Today, I’m reflecting on my 15 years of design and product management experience, mostly at early-stage tech startups. The product designers I admire most got their hands dirty with early Web 2.0. They ushered in a new era of apps, advertising, social, and big data. They started companies that would become modern-day juggernauts: Twitter, Instagram, Airbnb, Squarespace, Vimeo and many more.
Web 2.0 was the ultimate expression of right place, right time, right people. The right distribution ecosystems were built, like iOS and Android. The right developer tools were rapidly evolving, making experimentation fast and cheap. Startup funding was aggressive and plentiful. Billions of new consumers got their first smartphone. …
At Blockstack, we’re building an application stack for developers that protects fundamental digital rights for all internet users. This goal entails rethinking the basics of authentication and data storage so they can be fully user controlled. We use blockchain to accomplish this magic, but one downside is that we have to rethink nearly every common user experience pattern on the web.
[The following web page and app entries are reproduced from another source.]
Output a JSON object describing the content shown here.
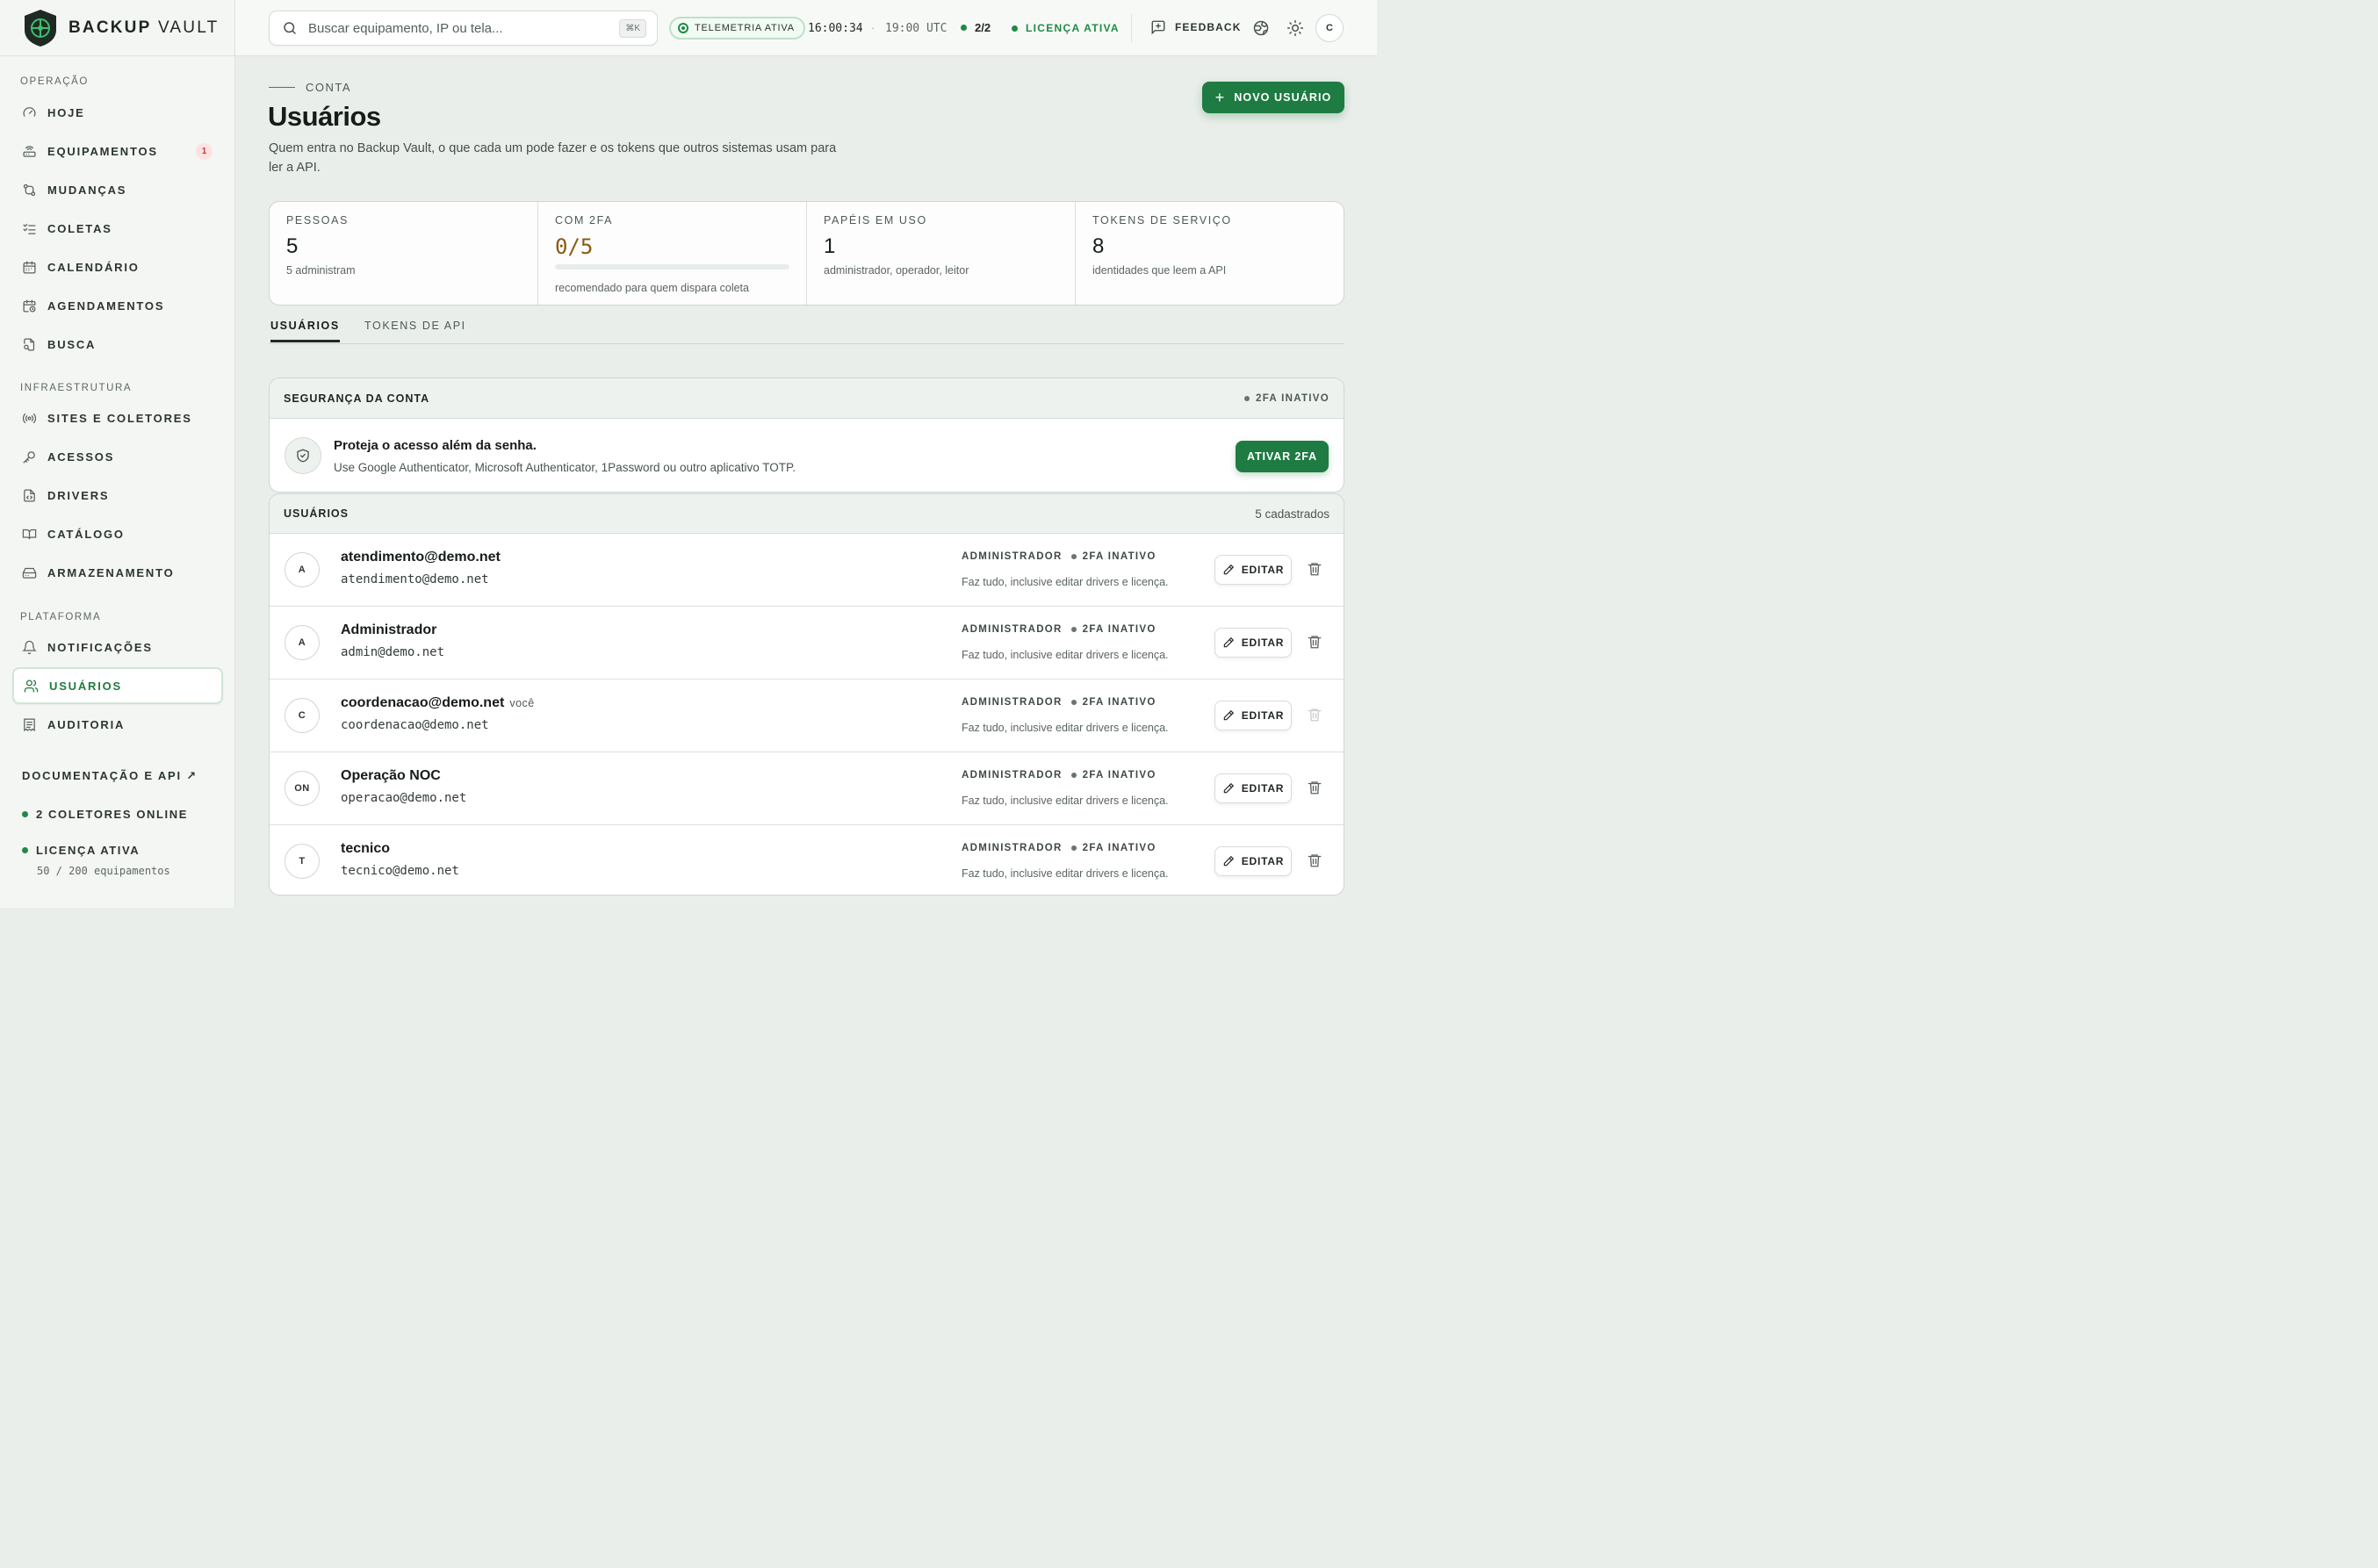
{
  "brand": {
    "name_bold": "BACKUP",
    "name_light": "VAULT"
  },
  "sidebar": {
    "sections": [
      {
        "label": "OPERAÇÃO"
      },
      {
        "label": "INFRAESTRUTURA"
      },
      {
        "label": "PLATAFORMA"
      }
    ],
    "items": [
      {
        "label": "HOJE",
        "icon": "gauge-icon"
      },
      {
        "label": "EQUIPAMENTOS",
        "icon": "router-icon",
        "badge": "1"
      },
      {
        "label": "MUDANÇAS",
        "icon": "git-compare-icon"
      },
      {
        "label": "COLETAS",
        "icon": "list-check-icon"
      },
      {
        "label": "CALENDÁRIO",
        "icon": "calendar-icon"
      },
      {
        "label": "AGENDAMENTOS",
        "icon": "calendar-clock-icon"
      },
      {
        "label": "BUSCA",
        "icon": "file-search-icon"
      },
      {
        "label": "SITES E COLETORES",
        "icon": "radio-icon"
      },
      {
        "label": "ACESSOS",
        "icon": "key-icon"
      },
      {
        "label": "DRIVERS",
        "icon": "file-code-icon"
      },
      {
        "label": "CATÁLOGO",
        "icon": "book-icon"
      },
      {
        "label": "ARMAZENAMENTO",
        "icon": "storage-icon"
      },
      {
        "label": "NOTIFICAÇÕES",
        "icon": "bell-icon"
      },
      {
        "label": "USUÁRIOS",
        "icon": "users-icon",
        "active": true
      },
      {
        "label": "AUDITORIA",
        "icon": "receipt-icon"
      }
    ],
    "docs_label": "DOCUMENTAÇÃO E API ↗",
    "collectors_online": "2 COLETORES ONLINE",
    "license": "LICENÇA ATIVA",
    "license_usage": "50 / 200 equipamentos"
  },
  "topbar": {
    "search_placeholder": "Buscar equipamento, IP ou tela...",
    "search_shortcut": "⌘K",
    "telemetry": "TELEMETRIA ATIVA",
    "local_time": "16:00:34",
    "separator": "·",
    "utc_time": "19:00 UTC",
    "collectors_ratio": "2/2",
    "license": "LICENÇA ATIVA",
    "feedback": "FEEDBACK",
    "user_initial": "C"
  },
  "page": {
    "eyebrow": "CONTA",
    "title": "Usuários",
    "description": "Quem entra no Backup Vault, o que cada um pode fazer e os tokens que outros sistemas usam para ler a API.",
    "new_user_button": "NOVO USUÁRIO"
  },
  "stats": [
    {
      "label": "PESSOAS",
      "value": "5",
      "sub": "5 administram"
    },
    {
      "label": "COM 2FA",
      "value": "0/5",
      "sub": "recomendado para quem dispara coleta",
      "progress": 0
    },
    {
      "label": "PAPÉIS EM USO",
      "value": "1",
      "sub": "administrador, operador, leitor"
    },
    {
      "label": "TOKENS DE SERVIÇO",
      "value": "8",
      "sub": "identidades que leem a API"
    }
  ],
  "tabs": [
    {
      "label": "USUÁRIOS",
      "active": true
    },
    {
      "label": "TOKENS DE API",
      "active": false
    }
  ],
  "security": {
    "title": "SEGURANÇA DA CONTA",
    "status": "2FA INATIVO",
    "headline": "Proteja o acesso além da senha.",
    "description": "Use Google Authenticator, Microsoft Authenticator, 1Password ou outro aplicativo TOTP.",
    "button": "ATIVAR 2FA"
  },
  "users": {
    "title": "USUÁRIOS",
    "count": "5 cadastrados",
    "edit_label": "EDITAR",
    "rows": [
      {
        "initials": "A",
        "name": "atendimento@demo.net",
        "you": "",
        "email": "atendimento@demo.net",
        "role": "ADMINISTRADOR",
        "twofa": "2FA INATIVO",
        "desc": "Faz tudo, inclusive editar drivers e licença.",
        "can_delete": true
      },
      {
        "initials": "A",
        "name": "Administrador",
        "you": "",
        "email": "admin@demo.net",
        "role": "ADMINISTRADOR",
        "twofa": "2FA INATIVO",
        "desc": "Faz tudo, inclusive editar drivers e licença.",
        "can_delete": true
      },
      {
        "initials": "C",
        "name": "coordenacao@demo.net",
        "you": "você",
        "email": "coordenacao@demo.net",
        "role": "ADMINISTRADOR",
        "twofa": "2FA INATIVO",
        "desc": "Faz tudo, inclusive editar drivers e licença.",
        "can_delete": false
      },
      {
        "initials": "ON",
        "name": "Operação NOC",
        "you": "",
        "email": "operacao@demo.net",
        "role": "ADMINISTRADOR",
        "twofa": "2FA INATIVO",
        "desc": "Faz tudo, inclusive editar drivers e licença.",
        "can_delete": true
      },
      {
        "initials": "T",
        "name": "tecnico",
        "you": "",
        "email": "tecnico@demo.net",
        "role": "ADMINISTRADOR",
        "twofa": "2FA INATIVO",
        "desc": "Faz tudo, inclusive editar drivers e licença.",
        "can_delete": true
      }
    ]
  },
  "colors": {
    "accent": "#1e7b41",
    "warning": "#8a5a12",
    "danger": "#c43a3a"
  }
}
In my personal opinion, these challenges, and the long-term implications, are 10x more interesting than anything on the traditional, centralized internet.
I’ll share some basics on four of these tricky problems…
The problem: When you signup for your first Blockstack app our authenticator will grant you a Blockstack ID. Your ID uses the same public/private key system as Bitcoin to secure your access. Great for security, but challenging for user on-boarding: No user database, no password, and no password-reset. …
What really matters at this particular moment in time?
Its often incredibly hard for teams to keep focused on the 1 or 2 things that really matter at this particular moment in time.
Keep asking yourself:
“Will building this directly create the one or two results we need this quarter to reach our next [funding round, sales target, market expansion, etc.]?”
“Can we skip building anything and still validate this idea?”
“Would an end-user notice or care if this [button, option, information] simply didn’t exist?”
When you’re planning your OKRs, creating your board-meeting deck, planning your design sprint, designing a user flow, talking to customers, standing in daily-scrum, or debugging a 1000 line file… keep asking these questions.
Ask each day. Ask bravely. Ask with fresh eyes.
Ask like a new CEO on day one.
Illustration above by the amazingly talented Alexa Wright.